1. Recovery from childbirth

Every woman will recover at a different rate and with different postpartum symptoms. For many new moms, the recovery period is a long journey that continues for many months after they’re back at work. There are over 28 physical postpartum symptoms that new mothers commonly report, including pelvic dysfunctions, headaches, heavy bleeding, fevers, and uterine infections, to name a few.

 

There are over 28 physical postpartum symptoms that new mothers commonly report, including pelvic dysfunctions, headaches, heavy bleeding, fevers, and uterine infections, to name a few.

 

2. Breastfeeding & pumping

For new moms that decide to breastfeed, pumping at work is cited as one of the biggest sources of stress when returning to their jobs. This may be due to a myriad of reasons. For example, workplace accommodations for pumping are often insufficient; office culture makes it difficult to take the necessary breaks for pumping, leading to physical discomforts like engorgement; and coworkers’ lack of understanding about a breastfeeding mom’s needs leads to an unhealthy work environment.

3. The “second shift”

In households with children under 6 where both parents work full-time, women spend 4.57 hours per day on housework and childcare, compared to 2.91 hours for men. As a result of the imbalance, mothers are 30% more likely than fathers to turn down a promotion, and more than twice as likely to quit their jobs altogether. Interestingly, in households where fathers take paternity leave and play an equal role in parenting a newborn, there tends to be a more even distribution of household and baby responsibilities after both parents are back at work.

The Bottom Line

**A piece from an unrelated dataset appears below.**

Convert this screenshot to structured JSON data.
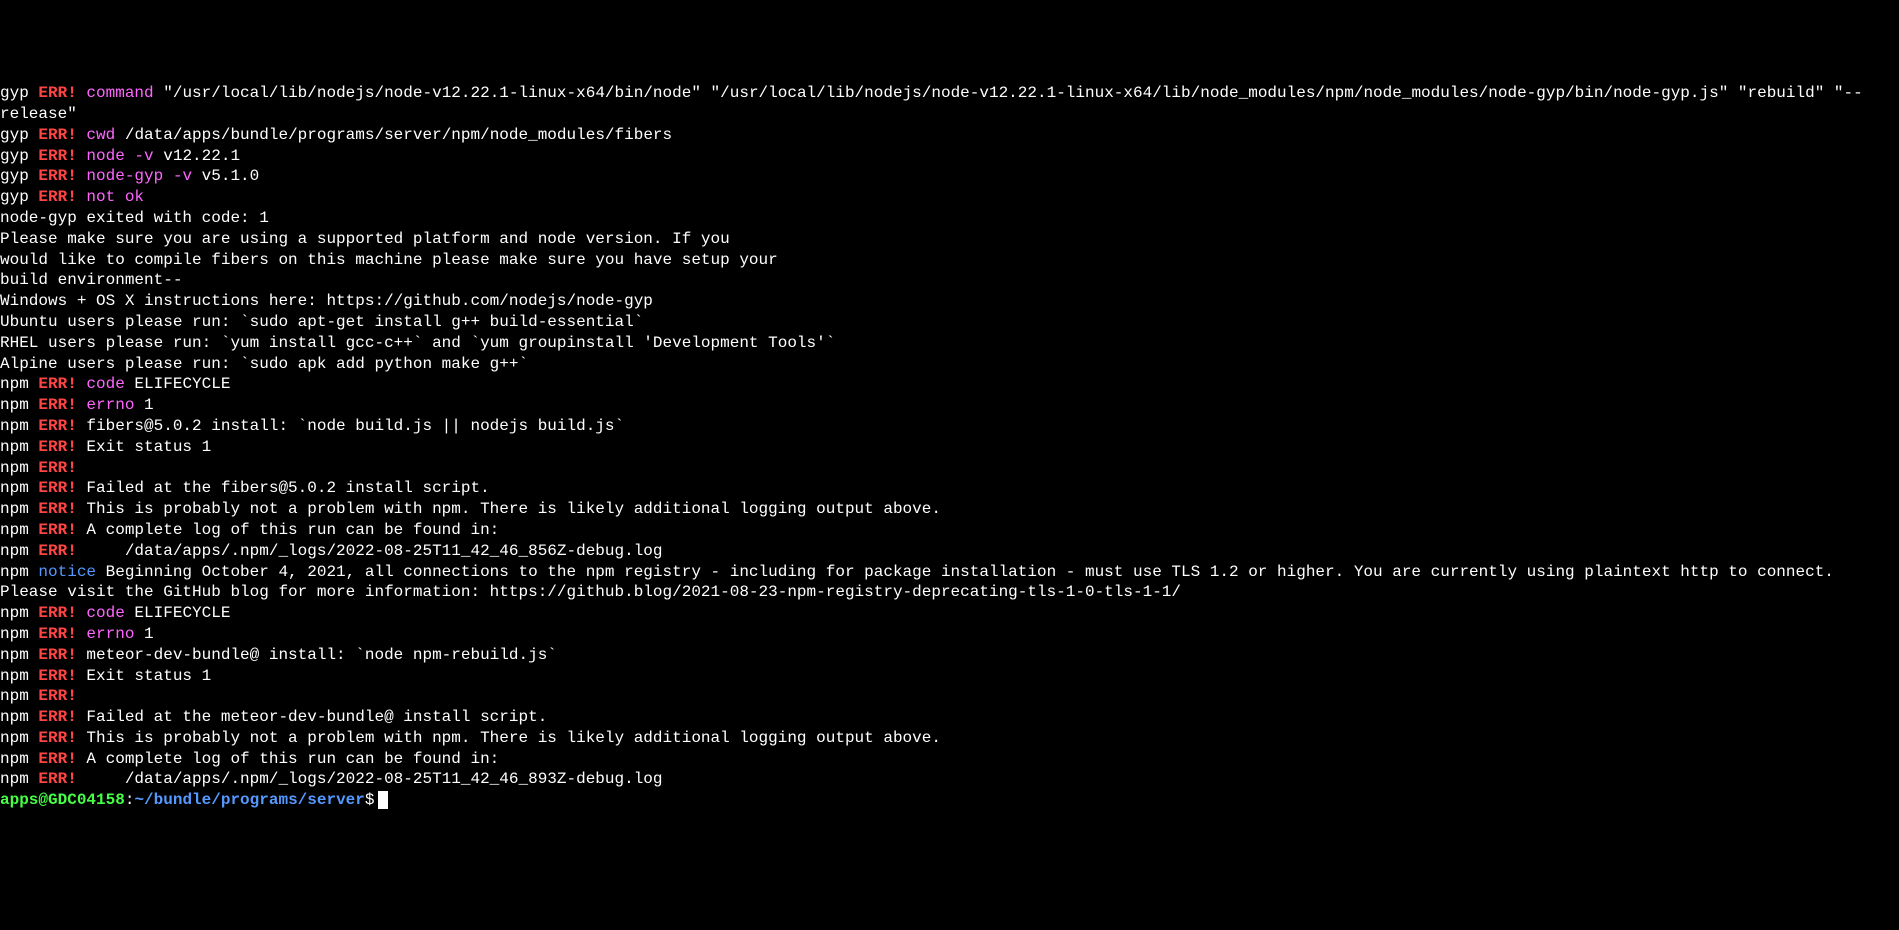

The transition back to work after maternity leave can be difficult, but employers can help reduce new mothers’ stress in several ways. Offering flexible hours and a gradual phase-in back to work can make it easier for women to cope with postpartum symptoms. Clear lactation policies and a comfortable, private, designated lactation room can ease women’s anxiety about pumping while at work-- and breastmilk shipping services can ensure that breastfeeding moms never have to miss an important career opportunity due to inability to travel. Finally, one-on-one coaching (like the kind Maven offers) can help women feel supported and empowered as they navigate every part of this new phase of their lives, from time management to relationships with partners and colleagues.